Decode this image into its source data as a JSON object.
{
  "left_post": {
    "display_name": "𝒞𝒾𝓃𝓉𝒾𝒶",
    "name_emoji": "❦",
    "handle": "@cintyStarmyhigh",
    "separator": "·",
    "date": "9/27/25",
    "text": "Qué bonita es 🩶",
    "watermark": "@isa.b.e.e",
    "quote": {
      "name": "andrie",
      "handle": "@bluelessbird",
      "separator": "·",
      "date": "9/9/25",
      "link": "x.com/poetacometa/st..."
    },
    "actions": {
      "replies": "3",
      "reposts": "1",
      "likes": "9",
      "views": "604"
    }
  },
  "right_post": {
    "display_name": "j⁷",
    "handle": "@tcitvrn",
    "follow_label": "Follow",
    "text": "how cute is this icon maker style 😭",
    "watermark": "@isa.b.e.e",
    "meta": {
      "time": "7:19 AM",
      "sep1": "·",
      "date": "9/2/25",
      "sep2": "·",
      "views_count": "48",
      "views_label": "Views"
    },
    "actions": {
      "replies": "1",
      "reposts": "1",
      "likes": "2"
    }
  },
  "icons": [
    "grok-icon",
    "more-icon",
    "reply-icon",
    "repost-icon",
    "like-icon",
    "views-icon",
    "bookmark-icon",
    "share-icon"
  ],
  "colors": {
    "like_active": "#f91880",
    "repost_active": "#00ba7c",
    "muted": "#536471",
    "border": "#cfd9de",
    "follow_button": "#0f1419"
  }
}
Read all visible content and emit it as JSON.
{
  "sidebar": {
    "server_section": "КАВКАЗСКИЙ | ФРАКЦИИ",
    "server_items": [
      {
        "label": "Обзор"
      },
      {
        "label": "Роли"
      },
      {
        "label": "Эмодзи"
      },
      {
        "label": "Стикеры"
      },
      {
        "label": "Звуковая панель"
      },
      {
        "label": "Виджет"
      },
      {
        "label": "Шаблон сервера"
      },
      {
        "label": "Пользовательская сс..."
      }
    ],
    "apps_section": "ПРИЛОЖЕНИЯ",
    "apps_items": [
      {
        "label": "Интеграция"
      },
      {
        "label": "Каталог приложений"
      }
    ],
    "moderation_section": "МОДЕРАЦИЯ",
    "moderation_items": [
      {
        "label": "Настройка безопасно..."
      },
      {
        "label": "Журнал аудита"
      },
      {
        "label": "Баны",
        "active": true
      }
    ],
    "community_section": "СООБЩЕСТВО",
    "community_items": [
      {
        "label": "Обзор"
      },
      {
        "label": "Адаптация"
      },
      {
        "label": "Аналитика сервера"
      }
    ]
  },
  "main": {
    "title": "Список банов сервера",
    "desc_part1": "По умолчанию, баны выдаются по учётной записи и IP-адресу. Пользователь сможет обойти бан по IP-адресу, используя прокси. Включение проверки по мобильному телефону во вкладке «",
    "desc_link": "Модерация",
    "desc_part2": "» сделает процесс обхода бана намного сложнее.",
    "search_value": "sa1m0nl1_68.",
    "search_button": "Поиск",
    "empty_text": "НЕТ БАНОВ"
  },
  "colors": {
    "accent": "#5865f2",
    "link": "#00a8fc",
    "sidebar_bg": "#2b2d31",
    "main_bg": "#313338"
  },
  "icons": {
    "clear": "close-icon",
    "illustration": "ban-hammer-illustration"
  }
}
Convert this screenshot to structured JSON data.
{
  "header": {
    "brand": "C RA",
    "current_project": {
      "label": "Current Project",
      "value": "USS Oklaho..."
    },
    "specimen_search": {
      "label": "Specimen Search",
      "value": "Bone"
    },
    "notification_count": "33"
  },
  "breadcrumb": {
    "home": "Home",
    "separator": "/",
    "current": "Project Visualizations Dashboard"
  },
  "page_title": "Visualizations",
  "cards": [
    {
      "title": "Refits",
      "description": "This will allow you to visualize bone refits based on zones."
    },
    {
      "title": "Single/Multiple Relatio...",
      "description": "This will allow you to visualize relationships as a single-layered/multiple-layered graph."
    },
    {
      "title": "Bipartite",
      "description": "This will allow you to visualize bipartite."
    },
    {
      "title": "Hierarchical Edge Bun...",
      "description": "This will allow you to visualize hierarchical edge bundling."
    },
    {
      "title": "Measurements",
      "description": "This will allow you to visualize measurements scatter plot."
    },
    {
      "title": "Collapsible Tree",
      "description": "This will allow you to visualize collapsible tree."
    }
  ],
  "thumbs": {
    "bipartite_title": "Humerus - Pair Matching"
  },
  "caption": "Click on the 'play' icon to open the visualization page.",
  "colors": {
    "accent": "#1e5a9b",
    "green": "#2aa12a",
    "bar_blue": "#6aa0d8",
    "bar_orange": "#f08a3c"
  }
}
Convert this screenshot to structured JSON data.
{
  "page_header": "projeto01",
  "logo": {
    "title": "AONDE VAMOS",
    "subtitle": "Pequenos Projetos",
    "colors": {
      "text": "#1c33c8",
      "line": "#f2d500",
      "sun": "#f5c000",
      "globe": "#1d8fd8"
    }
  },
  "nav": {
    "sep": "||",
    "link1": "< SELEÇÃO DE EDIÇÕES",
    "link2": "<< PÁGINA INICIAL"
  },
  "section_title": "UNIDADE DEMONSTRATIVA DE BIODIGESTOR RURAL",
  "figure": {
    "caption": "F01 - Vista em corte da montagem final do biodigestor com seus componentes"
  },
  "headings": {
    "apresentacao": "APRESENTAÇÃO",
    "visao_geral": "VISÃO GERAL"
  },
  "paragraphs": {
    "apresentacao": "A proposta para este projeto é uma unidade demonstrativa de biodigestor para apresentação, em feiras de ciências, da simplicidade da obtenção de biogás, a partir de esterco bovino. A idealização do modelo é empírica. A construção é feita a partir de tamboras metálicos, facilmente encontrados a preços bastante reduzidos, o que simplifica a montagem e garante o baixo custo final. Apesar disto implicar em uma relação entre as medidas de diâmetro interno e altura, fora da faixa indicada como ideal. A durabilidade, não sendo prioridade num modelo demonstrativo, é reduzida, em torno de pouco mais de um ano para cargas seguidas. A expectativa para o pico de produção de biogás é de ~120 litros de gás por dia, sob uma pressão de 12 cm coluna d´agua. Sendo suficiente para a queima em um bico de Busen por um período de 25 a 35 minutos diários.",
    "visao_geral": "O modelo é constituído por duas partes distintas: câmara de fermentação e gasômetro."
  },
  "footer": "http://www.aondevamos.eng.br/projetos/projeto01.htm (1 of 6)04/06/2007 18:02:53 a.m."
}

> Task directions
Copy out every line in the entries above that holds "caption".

> Final answer
  "caption": "Click on the 'play' icon to open the visualization page.",
    "caption": "F01 - Vista em corte da montagem final do biodigestor com seus componentes"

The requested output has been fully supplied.